Growth Shares

An employee share scheme involving growth shares enables employees to acquire shares with a low starting value, their eventual value being linked to the company’s future growth.

How they work

Implementation

Purchase of growth shares

Options grant

What happens if a participant leaves

Issues arising

A video explanation

A video guide to growth shares

How they work

Growth shares are a special class of shares which mirror the economic effect of an option grant by only providing participants with the benefit of a share of any growth in the company’s value from the time the shares are issued.   The historic value of the company is ignored and the shareholder is only able to participate in the company’s growth between the date the shares are created and an eventual sale or flotation of the company. These shares are often called “growth” shares (because the shares only participate in the “growth” in value of the company).

Growth shares could be an alternative to options, for example for a company which is not eligible to grant EMI options, or they could be used as part of an EMI option plan.

A company has a current value of £5 million. A new senior management team is brought in to run the company and is granted growth shares that entitle them to share in 20% of any sale proceeds in excess of £5 million. Two years later, the company is sold for £7.5 million in cash.

With growth shares, the senior management team will receive (and share) £500,000 as the proceeds of selling their shares. If they had received the proceeds as compensation as part of a long term bonus plan, the £500,000 would be taxed as remuneration. However, as they are receiving the proceeds as holders of growth shares, they are taxed on the basis of capital gains.

Implementation

For companies considering implementing growth shares, once the class of shares is created they may be issued to participants either through a sale of the shares themselves or by way of a grant of EMI options over the shares in the class (or a combination of the two). The tax and accounting implications of each method should be considered, both for the company issuing the growth shares as well as for the participants acquiring the shares or options over the shares.

Purchase of growth shares

Purchasers of growth shares may be able to acquire the shares outright for a very low purchase price, as the value of the growth shares at the date they are issued is small (because the shares do not participate in the historic value of the company).

Option Grant

Options may be granted over growth shares in place of a straightforward subscription and in some circumstances this may be an attractive alternative approach. Where the company is eligible to grant EMI options, this can make it much more likely that the capital gains tax rate on selling growth shares will be 10% under entrepreneurs’ relief.

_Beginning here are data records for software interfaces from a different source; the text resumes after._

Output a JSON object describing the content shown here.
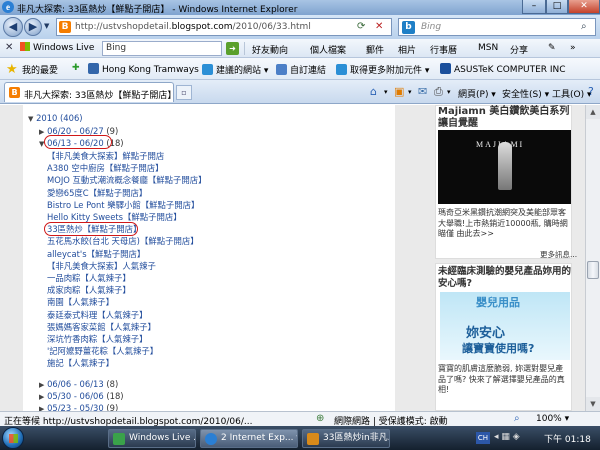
{
  "window": {
    "title": "非凡大探索: 33區熱炒【鮮點子開店】 - Windows Internet Explorer",
    "min": "–",
    "max": "□",
    "close": "✕"
  },
  "address": {
    "url_prefix": "http://ustvshopdetail.",
    "url_host": "blogspot.com",
    "url_suffix": "/2010/06/33.html",
    "refresh": "⟳",
    "stop": "✕",
    "search_placeholder": "Bing"
  },
  "wl_toolbar": {
    "logo": "Windows Live",
    "search_value": "Bing",
    "items": [
      "好友動向",
      "個人檔案",
      "郵件",
      "相片",
      "行事曆",
      "MSN",
      "分享"
    ]
  },
  "favorites": {
    "label": "我的最愛",
    "items": [
      {
        "label": "Hong Kong Tramways",
        "color": "#3366aa"
      },
      {
        "label": "建議的網站 ▾",
        "color": "#2b8fd6"
      },
      {
        "label": "自訂連結",
        "color": "#4c7fc7"
      },
      {
        "label": "取得更多附加元件 ▾",
        "color": "#2b8fd6"
      },
      {
        "label": "ASUSTeK COMPUTER INC",
        "color": "#1a4f9c"
      }
    ]
  },
  "tab": {
    "label": "非凡大探索: 33區熱炒【鮮點子開店】",
    "commands": [
      "網頁(P) ▾",
      "安全性(S) ▾",
      "工具(O) ▾"
    ]
  },
  "archive": {
    "year": "2010 (406)",
    "weeks": [
      {
        "label": "06/20 - 06/27",
        "count": "(9)",
        "expanded": false
      },
      {
        "label": "06/13 - 06/20",
        "count": "(18)",
        "expanded": true
      }
    ],
    "posts": [
      "【非凡美食大探索】鮮點子開店",
      "A380 空中廚房【鮮點子開店】",
      "MOJO 互動式潮流概念餐廳【鮮點子開店】",
      "愛戀65度C【鮮點子開店】",
      "Bistro Le Pont 樂驛小館【鮮點子開店】",
      "Hello Kitty Sweets【鮮點子開店】",
      "33區熱炒【鮮點子開店】",
      "五花馬水餃(台北 天母店)【鮮點子開店】",
      "alleycat's【鮮點子開店】",
      "【非凡美食大探索】人氣辣子",
      "一品肉粽【人氣辣子】",
      "成家肉粽【人氣辣子】",
      "南園【人氣辣子】",
      "泰廷泰式料理【人氣辣子】",
      "張媽媽客家菜館【人氣辣子】",
      "深坑竹香肉粽【人氣辣子】",
      "'記阿嬤野薑花粽【人氣辣子】",
      "施記【人氣辣子】"
    ],
    "older": [
      {
        "label": "06/06 - 06/13",
        "count": "(8)"
      },
      {
        "label": "05/30 - 06/06",
        "count": "(18)"
      },
      {
        "label": "05/23 - 05/30",
        "count": "(9)"
      }
    ]
  },
  "ads": {
    "ad1": {
      "headline": "Majiamn 美白鑽飲美白系列 讓自覺醒",
      "brand": "MAJIAMI",
      "body": "瑪奇亞米黑鑽抗潮網突及美能部眾客大舉職!上市熱銷近10000瓶, 購時網瞄僅 由此去>>",
      "more": "更多訊息..."
    },
    "ad2": {
      "headline": "未經臨床測驗的嬰兒產品妳用的安心嗎?",
      "brand": "嬰兒用品",
      "line1": "妳安心",
      "line2": "讓寶寶使用嗎?",
      "body": "寶寶的肌膚這麼脆弱, 妳選對嬰兒產品了嗎? 快來了解選擇嬰兒產品的真相!"
    }
  },
  "status": {
    "text": "正在等候 http://ustvshopdetail.blogspot.com/2010/06/...",
    "network": "網際網路 | 受保護模式: 啟動",
    "zoom": "100% ▾"
  },
  "taskbar": {
    "items": [
      "Windows Live ...",
      "2 Internet Exp... ▾",
      "33區熱炒in非凡..."
    ],
    "lang": "CH",
    "clock": "下午 01:18"
  }
}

We would recommend that advice is sought on valuation before growth shares are issued.

What happens if a participant leaves?

If you want to use your growth share plan to encourage participants to stay with your company, you could:

  • stipulate that growth shares must be sold for nominal value if an employee leaves; or
  • stipulate that they must be sold on leaving but the price will depend on the reason for leaving (good and bad leaver)

Issues arising

There are a number of potential issues that should be considered prior to implementing growth shares.

Tax.

Unlike EMI and CSOP, a growth share scheme does not carry specific statutory tax advantages. Although the objective of growth shares is to secure capital gains tax treatment, this treatment cannot therefore be guaranteed.

EIS.

This is relevant to companies which have investors claiming EIS relief. One of the fundamental conditions for investments from individuals pursuant to an Enterprise Investment Scheme (or EIS) is that the class of shares acquired by an EIS investor is the lowest class (typically, ordinary shares). With their limited capital rights, growth shares may rank below ordinary shares and their creation may result in a disqualifying event for EIS purposes. It is still possible to implement growth shares for a company that has received an EIS investment, but such shares should not have inferior rights compared with ordinary shares.

One Off Transaction.

As the threshold over which growth share holders will share in value will be based on the company’s value at the time holders first acquire them, the implementation of a growth share scheme should be considered to be a “one off” transaction. This is because if the company grows in value subsequently, any further issue of growth shares may cause immediate income tax issues because they will then have a value. Further, any new grant of options over growth shares may have an impact on the company’s profit and loss account. Therefore, if the value of the company has increased since the creation of growth shares, the company should either increase the price of the growth shares (relative to the growth in value of the company) or create a new class of growth shares (with a revised value threshold).

Tax efficiency (individual)Tax efficiency (Company)Ease of setting upOverall incentive reward valueOther issues
No IT or NICs if shares purchased for market value. CGT on sale of shares.No CT deduction if shares purchased for market value. No NICs on same condition.Requires change of Articles to create new class of share.Simple to explain, little risk, tax efficient – but its value as a reward will depend on how high the hurdle is set.Valuation questions will arise on receipt of growth shares.

To explore how employee ownership or an employee share scheme could work for your company, call me on 020 3818 9420.

David Reuben Director